Dataset excerpts
*** Begin section ***
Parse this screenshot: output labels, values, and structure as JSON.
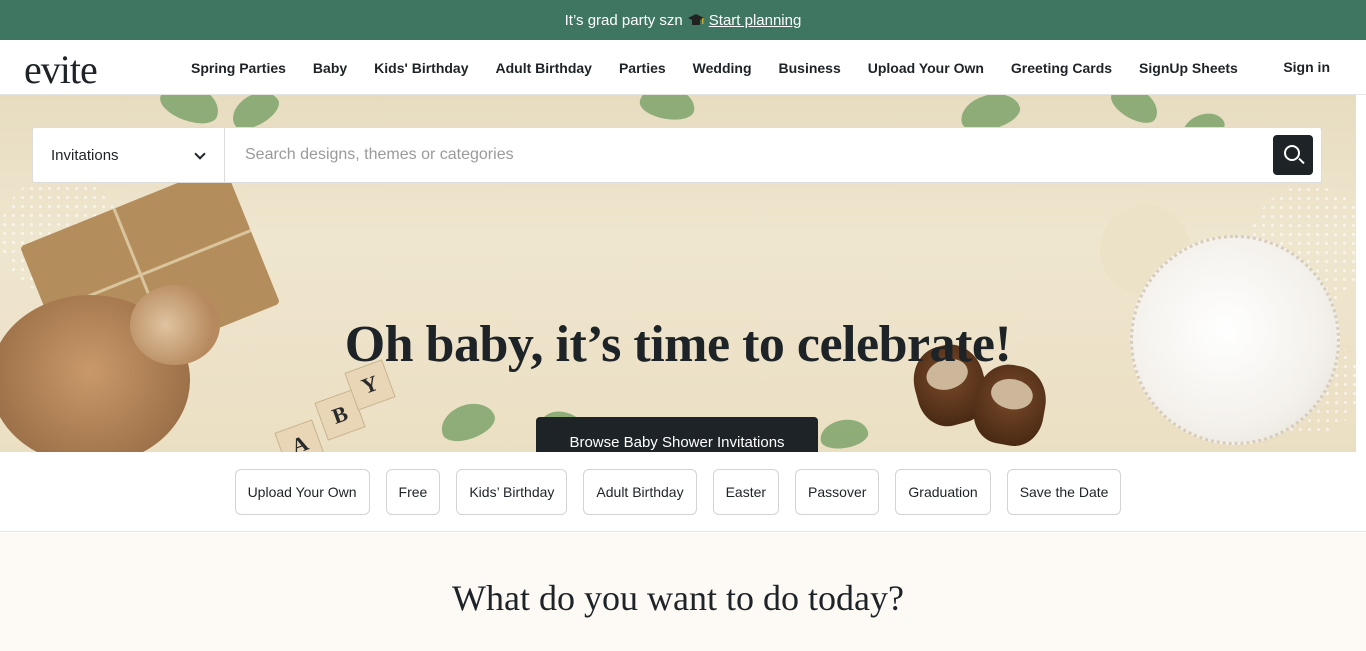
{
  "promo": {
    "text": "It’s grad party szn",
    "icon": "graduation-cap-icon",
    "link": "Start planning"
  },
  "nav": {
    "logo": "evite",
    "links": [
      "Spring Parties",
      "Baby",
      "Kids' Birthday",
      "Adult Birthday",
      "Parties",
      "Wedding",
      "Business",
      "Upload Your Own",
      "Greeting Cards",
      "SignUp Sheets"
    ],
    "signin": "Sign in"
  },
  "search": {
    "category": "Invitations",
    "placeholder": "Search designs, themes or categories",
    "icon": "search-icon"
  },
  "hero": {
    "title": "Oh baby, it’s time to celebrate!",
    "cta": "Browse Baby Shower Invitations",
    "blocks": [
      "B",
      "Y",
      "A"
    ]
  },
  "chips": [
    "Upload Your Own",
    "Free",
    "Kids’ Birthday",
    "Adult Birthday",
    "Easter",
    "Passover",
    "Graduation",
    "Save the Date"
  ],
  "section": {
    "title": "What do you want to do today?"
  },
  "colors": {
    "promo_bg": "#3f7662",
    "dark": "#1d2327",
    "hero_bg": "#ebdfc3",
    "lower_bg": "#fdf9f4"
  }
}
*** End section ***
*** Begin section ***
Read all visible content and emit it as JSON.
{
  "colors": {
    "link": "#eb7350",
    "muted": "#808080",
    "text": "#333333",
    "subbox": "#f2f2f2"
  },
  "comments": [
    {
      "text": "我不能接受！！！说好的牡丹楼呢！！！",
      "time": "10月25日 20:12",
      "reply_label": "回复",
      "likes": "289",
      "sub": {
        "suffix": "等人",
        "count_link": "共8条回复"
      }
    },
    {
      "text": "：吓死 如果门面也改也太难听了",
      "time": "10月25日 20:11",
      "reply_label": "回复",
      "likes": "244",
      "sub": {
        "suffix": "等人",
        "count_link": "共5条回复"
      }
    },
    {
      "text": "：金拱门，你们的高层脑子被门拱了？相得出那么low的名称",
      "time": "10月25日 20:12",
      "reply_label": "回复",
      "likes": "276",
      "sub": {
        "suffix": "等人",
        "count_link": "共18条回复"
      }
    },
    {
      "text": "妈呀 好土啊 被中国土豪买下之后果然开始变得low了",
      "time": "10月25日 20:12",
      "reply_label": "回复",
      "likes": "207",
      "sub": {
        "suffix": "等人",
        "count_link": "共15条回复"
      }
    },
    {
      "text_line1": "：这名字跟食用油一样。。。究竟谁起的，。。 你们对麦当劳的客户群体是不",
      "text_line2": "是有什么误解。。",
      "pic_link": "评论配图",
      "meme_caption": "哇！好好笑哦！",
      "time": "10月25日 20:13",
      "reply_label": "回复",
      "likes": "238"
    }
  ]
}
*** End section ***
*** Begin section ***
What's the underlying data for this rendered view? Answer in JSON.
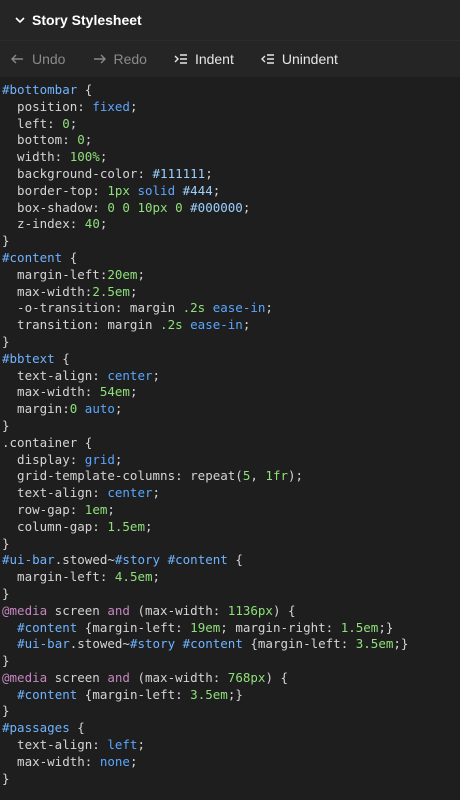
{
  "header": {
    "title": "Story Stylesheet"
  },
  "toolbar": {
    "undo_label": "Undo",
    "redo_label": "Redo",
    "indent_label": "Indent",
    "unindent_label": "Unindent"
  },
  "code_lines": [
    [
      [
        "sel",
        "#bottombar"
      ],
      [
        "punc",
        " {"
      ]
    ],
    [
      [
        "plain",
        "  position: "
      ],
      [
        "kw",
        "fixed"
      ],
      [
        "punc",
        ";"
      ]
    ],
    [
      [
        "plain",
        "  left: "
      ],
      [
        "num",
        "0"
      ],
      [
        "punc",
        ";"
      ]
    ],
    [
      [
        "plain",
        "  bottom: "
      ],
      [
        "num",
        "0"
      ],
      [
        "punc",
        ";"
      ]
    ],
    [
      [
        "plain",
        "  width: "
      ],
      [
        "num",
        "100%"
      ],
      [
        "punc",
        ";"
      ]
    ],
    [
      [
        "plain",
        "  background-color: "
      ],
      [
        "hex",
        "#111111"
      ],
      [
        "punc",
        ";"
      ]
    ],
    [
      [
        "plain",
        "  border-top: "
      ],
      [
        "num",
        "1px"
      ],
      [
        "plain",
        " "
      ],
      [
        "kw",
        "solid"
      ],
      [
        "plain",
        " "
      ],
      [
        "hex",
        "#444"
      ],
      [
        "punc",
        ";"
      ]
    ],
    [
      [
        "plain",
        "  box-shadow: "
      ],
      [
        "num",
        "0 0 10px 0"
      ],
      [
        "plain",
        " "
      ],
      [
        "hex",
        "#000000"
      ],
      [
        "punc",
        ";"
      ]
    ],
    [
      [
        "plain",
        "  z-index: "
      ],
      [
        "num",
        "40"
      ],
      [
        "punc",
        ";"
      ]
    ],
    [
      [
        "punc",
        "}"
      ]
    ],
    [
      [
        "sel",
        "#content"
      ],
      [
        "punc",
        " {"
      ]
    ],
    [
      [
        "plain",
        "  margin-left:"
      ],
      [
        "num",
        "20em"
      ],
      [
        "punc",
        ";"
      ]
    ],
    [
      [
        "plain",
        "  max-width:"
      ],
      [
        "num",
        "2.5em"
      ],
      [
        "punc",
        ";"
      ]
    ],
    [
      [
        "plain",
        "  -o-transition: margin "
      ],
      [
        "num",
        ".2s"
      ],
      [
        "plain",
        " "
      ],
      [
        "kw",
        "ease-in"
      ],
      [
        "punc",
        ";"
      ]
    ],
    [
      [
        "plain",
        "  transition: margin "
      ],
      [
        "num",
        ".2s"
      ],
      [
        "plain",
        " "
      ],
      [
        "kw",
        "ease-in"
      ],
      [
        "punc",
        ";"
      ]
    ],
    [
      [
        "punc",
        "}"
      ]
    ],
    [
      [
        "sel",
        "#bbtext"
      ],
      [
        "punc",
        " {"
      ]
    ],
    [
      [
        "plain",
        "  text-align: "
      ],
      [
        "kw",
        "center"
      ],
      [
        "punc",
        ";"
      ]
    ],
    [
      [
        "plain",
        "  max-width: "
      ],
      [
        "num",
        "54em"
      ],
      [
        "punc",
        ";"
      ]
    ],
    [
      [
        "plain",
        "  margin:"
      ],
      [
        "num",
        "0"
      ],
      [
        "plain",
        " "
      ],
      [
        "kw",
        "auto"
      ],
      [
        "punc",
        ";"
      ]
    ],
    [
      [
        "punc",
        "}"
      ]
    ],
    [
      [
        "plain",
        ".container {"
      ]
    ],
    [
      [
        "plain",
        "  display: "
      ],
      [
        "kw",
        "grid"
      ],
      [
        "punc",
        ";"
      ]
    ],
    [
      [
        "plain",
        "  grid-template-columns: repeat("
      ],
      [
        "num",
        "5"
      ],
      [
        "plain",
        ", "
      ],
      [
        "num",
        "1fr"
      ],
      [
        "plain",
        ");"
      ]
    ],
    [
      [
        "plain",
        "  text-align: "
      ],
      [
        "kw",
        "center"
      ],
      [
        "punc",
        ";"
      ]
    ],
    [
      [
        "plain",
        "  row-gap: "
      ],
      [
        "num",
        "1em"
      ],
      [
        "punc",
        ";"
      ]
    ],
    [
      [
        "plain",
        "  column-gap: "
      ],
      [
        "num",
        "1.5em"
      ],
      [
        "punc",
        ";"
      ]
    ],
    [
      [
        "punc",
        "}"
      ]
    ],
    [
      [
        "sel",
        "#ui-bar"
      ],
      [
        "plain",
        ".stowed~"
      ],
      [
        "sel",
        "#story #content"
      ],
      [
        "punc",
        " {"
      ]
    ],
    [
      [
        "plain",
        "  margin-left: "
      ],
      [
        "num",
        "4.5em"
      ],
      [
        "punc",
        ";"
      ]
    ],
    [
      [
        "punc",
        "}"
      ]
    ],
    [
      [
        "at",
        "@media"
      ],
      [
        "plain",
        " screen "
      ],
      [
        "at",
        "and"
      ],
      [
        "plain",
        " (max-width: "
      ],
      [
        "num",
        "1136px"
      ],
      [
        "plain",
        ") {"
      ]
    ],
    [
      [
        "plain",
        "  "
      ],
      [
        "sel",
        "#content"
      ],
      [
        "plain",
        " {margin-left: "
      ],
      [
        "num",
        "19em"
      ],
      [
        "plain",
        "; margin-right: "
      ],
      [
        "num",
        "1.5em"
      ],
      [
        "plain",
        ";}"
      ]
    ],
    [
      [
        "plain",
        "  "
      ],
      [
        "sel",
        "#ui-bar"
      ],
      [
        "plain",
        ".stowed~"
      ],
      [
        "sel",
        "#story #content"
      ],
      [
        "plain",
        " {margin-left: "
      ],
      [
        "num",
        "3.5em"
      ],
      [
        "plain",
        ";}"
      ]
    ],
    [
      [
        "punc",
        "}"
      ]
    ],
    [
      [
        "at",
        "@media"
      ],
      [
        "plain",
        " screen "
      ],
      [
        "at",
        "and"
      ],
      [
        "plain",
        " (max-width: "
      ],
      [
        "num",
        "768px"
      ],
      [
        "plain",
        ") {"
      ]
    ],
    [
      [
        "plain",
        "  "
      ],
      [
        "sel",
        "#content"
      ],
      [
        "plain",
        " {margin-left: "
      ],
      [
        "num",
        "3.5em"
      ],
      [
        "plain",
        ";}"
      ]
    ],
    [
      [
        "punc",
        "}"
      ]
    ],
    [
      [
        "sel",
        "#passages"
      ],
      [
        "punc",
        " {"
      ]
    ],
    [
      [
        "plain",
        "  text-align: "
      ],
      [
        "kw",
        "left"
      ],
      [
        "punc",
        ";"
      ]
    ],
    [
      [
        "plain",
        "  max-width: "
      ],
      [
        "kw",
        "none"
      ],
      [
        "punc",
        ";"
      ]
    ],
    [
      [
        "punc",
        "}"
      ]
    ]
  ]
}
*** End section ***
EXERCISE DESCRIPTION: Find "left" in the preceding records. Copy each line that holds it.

ANSWER BELOW:
        "  left: "
        "  margin-left:"
        "  margin-left: "
        " {margin-left: "
        " {margin-left: "
        " {margin-left: "
        "left"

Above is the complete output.